* _Exercise directions_
A single number is required: how many lines below include the string "August".

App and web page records
= Beginning of Section =

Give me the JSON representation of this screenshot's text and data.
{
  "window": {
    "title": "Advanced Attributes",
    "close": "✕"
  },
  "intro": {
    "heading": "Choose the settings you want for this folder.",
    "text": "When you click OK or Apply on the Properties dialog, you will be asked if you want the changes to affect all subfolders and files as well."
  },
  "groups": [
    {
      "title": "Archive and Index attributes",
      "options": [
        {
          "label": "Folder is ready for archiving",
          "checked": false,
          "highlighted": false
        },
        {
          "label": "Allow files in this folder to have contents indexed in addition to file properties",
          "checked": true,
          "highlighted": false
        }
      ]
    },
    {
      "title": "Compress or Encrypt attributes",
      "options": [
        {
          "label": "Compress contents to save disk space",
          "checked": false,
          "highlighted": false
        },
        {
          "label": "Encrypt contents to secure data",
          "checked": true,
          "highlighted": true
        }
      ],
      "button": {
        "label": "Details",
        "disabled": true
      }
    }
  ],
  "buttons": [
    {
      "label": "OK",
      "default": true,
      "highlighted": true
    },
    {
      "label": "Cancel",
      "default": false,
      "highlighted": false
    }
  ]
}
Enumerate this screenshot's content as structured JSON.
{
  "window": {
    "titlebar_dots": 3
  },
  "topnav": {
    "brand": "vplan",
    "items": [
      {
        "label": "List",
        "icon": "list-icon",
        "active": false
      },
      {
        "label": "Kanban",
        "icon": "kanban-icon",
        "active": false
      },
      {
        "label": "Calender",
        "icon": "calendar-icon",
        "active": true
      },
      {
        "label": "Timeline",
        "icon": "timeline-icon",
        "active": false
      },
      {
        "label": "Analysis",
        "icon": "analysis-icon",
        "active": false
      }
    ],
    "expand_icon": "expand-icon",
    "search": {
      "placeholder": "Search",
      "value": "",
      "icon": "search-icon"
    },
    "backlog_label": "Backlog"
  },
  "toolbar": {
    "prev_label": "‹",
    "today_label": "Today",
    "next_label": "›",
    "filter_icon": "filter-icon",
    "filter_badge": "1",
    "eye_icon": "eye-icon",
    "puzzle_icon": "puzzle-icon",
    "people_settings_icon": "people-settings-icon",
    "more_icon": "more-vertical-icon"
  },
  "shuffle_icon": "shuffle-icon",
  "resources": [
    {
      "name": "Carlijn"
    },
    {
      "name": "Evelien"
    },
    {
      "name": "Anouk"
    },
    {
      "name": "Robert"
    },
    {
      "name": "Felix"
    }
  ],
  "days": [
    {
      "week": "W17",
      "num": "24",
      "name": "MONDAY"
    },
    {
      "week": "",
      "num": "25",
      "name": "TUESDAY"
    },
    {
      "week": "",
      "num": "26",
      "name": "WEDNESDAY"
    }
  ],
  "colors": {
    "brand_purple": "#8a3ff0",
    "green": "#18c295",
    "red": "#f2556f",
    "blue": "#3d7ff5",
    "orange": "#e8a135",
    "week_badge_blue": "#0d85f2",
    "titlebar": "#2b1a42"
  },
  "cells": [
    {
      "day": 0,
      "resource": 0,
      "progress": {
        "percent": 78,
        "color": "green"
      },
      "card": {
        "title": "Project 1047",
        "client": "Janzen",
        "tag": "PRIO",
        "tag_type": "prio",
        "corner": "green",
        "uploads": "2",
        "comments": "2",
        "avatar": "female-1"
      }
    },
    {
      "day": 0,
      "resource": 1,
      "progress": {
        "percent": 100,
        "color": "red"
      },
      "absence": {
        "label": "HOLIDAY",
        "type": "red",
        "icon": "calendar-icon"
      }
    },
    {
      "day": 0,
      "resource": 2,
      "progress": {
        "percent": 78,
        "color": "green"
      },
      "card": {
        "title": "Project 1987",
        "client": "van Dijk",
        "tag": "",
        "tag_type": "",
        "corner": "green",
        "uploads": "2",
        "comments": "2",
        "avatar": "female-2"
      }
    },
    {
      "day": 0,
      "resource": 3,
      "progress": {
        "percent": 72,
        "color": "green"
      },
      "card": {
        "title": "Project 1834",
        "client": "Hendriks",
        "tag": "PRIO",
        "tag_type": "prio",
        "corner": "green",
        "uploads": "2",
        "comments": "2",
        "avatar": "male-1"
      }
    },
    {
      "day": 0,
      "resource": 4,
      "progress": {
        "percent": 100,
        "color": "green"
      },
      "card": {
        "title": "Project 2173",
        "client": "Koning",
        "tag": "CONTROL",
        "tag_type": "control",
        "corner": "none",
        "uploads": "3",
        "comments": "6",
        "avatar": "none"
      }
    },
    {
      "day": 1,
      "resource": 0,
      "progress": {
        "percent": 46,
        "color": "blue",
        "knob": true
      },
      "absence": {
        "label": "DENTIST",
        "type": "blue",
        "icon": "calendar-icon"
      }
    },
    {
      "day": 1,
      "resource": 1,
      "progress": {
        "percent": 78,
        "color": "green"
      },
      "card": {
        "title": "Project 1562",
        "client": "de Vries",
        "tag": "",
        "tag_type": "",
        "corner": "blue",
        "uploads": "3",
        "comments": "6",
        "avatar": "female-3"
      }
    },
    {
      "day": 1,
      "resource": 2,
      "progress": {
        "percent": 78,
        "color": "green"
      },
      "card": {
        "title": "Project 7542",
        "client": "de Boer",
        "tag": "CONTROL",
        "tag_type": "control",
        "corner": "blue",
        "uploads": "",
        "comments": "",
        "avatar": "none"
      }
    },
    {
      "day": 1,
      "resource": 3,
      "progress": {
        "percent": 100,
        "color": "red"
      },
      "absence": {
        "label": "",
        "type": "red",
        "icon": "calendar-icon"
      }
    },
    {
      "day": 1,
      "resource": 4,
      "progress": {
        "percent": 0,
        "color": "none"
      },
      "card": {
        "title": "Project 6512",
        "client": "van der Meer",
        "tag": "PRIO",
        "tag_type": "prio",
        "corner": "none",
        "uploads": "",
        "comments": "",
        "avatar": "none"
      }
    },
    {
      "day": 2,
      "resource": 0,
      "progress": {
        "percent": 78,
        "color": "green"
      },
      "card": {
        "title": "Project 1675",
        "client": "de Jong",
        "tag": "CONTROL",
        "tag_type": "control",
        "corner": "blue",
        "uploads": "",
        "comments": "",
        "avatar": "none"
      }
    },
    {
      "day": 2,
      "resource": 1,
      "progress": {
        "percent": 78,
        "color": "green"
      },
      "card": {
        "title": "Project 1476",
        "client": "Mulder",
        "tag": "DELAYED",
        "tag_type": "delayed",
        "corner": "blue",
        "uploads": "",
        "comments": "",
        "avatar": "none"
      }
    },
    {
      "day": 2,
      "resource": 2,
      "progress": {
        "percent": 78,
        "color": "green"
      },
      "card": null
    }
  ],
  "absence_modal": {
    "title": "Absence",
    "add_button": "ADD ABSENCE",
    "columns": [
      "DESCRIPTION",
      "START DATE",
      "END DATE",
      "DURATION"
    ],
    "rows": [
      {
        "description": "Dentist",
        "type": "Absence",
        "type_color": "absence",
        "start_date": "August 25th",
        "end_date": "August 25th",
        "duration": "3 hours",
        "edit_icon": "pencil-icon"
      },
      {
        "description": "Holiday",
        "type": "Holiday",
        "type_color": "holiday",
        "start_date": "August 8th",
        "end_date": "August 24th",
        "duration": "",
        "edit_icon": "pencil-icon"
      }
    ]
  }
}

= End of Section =

* _Exercise output_
4